  • Learn to recognize your anger. For a lot of us, we’ve become so used to our unhealthy anger-related habits that we hardly even know when we’re angry anymore — instead, we think we’re sad, or nervous, or anxious (anything but angry, if we’ve been taught that anger isn’t something we’re “supposed” to feel). If this resonates with you, take some time alone, or with a therapist or close friend who can give you honest but gentle feedback, to contemplate how this emotion manifests in you. What triggers anger in you, and how do you react to it in the moment? Are you someone who flies off the handle at the slightest obstacle, or are you a “stuffer” who goes expressionless or gets depressed when she’s frustrated?
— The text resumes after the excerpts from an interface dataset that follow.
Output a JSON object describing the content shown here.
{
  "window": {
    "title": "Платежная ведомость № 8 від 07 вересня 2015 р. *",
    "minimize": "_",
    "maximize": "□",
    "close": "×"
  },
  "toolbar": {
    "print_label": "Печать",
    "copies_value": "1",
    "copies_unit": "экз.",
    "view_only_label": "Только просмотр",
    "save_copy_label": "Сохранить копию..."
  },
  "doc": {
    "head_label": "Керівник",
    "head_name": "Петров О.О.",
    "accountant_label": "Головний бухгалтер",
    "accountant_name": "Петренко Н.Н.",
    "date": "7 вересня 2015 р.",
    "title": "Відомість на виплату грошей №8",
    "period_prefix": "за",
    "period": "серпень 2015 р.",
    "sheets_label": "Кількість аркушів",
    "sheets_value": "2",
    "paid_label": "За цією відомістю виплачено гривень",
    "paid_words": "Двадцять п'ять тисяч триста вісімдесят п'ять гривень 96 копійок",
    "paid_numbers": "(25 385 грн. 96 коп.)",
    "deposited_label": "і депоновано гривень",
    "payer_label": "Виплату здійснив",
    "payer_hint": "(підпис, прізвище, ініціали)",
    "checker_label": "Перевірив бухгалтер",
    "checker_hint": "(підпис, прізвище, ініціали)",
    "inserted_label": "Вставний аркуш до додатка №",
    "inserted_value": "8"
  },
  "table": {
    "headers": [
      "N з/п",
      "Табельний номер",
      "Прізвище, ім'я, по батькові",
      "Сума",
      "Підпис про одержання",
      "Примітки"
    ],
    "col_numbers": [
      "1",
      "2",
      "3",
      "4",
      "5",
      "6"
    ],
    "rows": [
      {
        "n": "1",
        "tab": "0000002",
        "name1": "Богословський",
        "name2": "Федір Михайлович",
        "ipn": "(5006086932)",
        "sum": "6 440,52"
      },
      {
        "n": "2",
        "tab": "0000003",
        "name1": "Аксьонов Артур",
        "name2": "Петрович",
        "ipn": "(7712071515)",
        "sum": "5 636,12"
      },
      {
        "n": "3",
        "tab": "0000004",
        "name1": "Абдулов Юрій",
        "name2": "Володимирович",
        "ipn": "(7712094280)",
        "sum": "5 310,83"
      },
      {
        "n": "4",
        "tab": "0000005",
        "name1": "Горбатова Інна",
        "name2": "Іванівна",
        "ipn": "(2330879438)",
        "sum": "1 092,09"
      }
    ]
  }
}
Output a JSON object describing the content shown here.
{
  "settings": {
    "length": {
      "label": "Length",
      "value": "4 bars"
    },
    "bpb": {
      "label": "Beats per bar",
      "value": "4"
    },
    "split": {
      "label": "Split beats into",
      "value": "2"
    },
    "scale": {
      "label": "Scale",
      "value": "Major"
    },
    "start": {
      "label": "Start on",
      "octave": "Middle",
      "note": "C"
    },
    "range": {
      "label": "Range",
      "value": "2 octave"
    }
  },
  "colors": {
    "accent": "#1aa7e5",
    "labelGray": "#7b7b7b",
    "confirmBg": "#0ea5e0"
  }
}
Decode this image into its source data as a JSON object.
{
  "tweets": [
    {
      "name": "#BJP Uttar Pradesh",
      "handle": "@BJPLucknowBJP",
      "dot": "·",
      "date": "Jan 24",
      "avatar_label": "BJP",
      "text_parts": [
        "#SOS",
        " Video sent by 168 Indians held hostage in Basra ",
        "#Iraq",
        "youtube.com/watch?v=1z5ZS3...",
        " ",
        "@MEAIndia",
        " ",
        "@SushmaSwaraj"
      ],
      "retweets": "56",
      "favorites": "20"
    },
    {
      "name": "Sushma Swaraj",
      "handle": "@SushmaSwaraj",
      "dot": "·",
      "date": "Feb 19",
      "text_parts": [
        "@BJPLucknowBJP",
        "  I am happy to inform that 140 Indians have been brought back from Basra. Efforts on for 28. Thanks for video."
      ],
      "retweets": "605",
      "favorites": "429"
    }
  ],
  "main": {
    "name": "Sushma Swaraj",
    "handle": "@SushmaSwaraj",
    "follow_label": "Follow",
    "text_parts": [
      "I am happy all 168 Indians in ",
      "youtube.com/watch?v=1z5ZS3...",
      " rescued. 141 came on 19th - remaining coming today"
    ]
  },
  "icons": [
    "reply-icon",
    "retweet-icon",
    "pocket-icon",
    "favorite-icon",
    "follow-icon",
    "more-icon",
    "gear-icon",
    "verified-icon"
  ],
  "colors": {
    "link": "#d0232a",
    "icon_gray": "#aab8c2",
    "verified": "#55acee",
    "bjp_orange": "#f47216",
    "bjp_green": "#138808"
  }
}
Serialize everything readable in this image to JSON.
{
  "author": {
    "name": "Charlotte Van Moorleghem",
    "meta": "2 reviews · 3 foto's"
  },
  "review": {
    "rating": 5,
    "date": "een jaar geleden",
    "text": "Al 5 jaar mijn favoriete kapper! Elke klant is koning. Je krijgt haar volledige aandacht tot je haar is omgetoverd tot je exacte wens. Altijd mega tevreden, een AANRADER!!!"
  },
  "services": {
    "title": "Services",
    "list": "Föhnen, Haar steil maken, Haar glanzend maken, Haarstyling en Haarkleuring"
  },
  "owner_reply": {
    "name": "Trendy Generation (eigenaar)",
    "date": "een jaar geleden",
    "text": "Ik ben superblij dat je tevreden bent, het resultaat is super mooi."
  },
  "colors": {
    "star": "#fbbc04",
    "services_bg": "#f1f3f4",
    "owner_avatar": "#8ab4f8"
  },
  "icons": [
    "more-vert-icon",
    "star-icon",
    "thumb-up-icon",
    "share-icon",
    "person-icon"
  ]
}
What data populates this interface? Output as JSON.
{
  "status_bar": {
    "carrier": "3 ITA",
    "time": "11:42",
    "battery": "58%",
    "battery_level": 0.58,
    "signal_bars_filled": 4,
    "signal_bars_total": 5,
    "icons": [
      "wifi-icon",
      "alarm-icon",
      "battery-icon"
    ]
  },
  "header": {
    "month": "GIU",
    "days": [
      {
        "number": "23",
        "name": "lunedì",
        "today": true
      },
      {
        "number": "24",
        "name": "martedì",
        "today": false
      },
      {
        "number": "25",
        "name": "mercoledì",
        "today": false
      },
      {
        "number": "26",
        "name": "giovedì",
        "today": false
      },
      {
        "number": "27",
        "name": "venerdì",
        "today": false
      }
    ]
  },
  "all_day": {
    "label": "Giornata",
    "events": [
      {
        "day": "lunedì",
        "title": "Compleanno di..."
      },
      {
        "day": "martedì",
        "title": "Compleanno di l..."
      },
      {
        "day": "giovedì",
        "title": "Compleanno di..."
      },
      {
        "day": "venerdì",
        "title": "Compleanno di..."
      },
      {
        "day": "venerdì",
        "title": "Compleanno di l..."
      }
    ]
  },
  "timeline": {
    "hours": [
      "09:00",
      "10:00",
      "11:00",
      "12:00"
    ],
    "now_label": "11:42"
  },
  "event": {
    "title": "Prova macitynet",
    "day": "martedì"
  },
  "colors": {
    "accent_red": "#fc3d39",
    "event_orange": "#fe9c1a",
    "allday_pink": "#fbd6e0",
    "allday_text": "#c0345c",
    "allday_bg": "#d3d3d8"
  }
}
It can be important to understand what makes you angry, and how you react to it, before you can learn strategies to release it.
  • Dig deeper. The steps above are strategies for managing surges of anger in the moment in ways that don’t repress the emotion. But so many of us have kept the lid bolted down for so many years that we hardly even realize how much anger we’ve repressed. Think about all that the #MeToo movement has brought to light. The learning there is not just about the prevalence of sexual abuse, it’s about women being heard and believed. The health issues we face from repressed anger stem from our inability to both release and process the emotion. If you have issues in your past or present that contribute to a longstanding emotional history of depression, anxiety, or resentment, it’s not healthy to continually ignore or downplay those issues.

We don’t agree with Oprah on everything, but on this topic she really was showing women the future of how to understand the multitude of factors that can affect the thyroid. 

The truth is, facing your emotions may be painful, and learning how to let the anger go if you’ve held onto it for a long time can feel difficult. For some people, it may take months or even years of work with a professional therapist — but the rewards of good health (and a healthier thyroid) are worth it!

Is your thyroid function at risk? Take our free Thyroid Health Quiz and get the answers you need.

Last updated on 09/24/2019